Shifting identities and shifting status are a theme throughout "Emma." Emma herself has a very good notion of who she is, and of her place in the world, so of course she can't imagine being in the same position as Harriet, who doesn't even know who her parents are. As for changes in status, the book opens in the aftermath of Miss Taylor's wedding, which elevates her from governess and companion to new bride of a man with his own property, not a small thing in those times.
As has been pointed out, Emma doesn't have any proof that Harriet is a gentleman's daughter. Emma is trying to elevate Harriet's standing, and in fact, by inviting Harriet so often to Hartfield and singling her out as a friend, Emma no doubt has already given Harriet more status in the eyes of the teachers and other girls at Mrs. Goddard's. And Mr. Knightley is right, there is a real danger that Emma will give Harriet a notion that she is too good for the people she has been used to associate with.
Harriet is not the only young person who has grown up away from home and parents. We learn that Weston's son Frank has been reared by his late wife's relatives and has even taken their name. They are rich people and his station in life is no doubt much higher as a result than it would have been as the son of a military man or tradesman, no matter how respectable.

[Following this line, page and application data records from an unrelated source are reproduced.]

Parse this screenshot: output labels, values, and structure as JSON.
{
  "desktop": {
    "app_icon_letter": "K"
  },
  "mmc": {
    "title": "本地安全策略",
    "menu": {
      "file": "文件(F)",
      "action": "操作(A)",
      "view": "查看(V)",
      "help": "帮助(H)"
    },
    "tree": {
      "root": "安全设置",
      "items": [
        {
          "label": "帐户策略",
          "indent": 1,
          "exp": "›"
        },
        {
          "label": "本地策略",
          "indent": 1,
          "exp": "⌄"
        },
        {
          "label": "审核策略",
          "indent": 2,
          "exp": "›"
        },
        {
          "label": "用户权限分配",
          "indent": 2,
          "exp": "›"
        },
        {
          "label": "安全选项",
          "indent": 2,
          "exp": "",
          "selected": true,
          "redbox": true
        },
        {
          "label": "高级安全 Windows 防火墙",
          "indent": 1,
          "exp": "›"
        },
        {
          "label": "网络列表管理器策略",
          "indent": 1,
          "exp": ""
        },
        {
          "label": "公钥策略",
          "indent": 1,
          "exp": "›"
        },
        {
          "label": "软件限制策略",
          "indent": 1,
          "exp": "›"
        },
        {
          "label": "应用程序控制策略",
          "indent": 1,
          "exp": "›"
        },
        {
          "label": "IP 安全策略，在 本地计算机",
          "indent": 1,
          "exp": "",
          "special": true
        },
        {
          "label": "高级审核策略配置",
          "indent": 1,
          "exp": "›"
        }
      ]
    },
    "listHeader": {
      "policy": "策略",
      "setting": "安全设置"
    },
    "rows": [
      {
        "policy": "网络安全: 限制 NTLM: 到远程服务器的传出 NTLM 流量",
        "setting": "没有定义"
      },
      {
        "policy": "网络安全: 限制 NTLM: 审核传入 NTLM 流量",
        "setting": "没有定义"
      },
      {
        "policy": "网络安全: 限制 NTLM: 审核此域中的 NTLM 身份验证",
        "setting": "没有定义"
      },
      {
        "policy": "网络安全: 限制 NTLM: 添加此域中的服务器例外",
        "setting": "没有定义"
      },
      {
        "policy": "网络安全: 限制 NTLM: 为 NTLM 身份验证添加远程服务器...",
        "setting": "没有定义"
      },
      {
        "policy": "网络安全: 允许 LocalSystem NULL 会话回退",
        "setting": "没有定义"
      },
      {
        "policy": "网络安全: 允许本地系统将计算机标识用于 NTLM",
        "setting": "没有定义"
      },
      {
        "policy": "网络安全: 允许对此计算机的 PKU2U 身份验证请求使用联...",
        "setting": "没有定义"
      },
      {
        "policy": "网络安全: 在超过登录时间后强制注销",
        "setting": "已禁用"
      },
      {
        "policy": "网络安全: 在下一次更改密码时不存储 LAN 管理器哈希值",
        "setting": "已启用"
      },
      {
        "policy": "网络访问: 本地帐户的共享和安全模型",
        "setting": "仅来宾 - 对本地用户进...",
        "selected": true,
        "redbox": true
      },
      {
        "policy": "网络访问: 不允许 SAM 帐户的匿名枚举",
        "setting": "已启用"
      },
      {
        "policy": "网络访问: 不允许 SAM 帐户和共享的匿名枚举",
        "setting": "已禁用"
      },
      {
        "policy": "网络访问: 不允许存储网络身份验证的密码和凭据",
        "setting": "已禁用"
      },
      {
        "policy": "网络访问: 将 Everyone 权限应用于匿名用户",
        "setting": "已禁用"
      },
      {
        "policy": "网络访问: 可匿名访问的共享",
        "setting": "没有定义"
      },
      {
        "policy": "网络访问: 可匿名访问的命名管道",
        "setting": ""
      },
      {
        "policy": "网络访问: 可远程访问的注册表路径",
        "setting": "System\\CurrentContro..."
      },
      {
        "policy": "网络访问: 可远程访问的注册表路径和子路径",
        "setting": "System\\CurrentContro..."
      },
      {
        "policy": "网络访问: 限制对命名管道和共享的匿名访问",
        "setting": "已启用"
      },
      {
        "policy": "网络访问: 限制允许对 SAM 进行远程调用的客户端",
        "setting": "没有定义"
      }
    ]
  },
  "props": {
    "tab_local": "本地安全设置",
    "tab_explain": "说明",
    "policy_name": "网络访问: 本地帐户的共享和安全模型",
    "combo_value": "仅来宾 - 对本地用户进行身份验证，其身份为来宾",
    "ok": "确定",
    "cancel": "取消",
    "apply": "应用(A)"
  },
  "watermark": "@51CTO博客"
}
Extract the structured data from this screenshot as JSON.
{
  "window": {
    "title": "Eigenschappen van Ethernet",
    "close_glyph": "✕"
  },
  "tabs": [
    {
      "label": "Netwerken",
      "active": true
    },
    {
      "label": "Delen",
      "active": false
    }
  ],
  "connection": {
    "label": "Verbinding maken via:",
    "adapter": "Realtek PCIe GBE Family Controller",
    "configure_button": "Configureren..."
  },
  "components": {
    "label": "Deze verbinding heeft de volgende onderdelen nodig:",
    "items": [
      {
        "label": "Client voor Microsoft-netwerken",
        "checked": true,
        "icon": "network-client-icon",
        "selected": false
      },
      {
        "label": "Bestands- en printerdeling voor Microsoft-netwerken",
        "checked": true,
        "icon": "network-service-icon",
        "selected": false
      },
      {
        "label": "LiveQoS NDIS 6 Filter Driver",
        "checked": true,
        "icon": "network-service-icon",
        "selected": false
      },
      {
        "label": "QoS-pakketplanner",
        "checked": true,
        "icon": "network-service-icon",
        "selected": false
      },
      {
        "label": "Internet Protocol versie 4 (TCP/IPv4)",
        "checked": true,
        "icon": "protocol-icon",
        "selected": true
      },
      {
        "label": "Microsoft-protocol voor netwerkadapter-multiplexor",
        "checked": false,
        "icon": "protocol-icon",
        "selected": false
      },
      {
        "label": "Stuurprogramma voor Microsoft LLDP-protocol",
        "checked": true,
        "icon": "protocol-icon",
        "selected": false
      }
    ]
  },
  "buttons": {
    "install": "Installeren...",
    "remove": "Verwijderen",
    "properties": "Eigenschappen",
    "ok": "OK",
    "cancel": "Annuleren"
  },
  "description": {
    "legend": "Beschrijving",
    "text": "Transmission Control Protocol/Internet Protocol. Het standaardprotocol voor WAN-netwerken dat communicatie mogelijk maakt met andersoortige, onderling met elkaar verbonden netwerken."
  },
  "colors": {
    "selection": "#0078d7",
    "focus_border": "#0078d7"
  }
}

As a sad aside, we get a glimpse of lifespans and mortality in those days. Both Emma and Frank lost their mothers during childhood. As for Harriet, it is possible that her mother has also died and that her natural father has taken all the responsibility for her upbringing.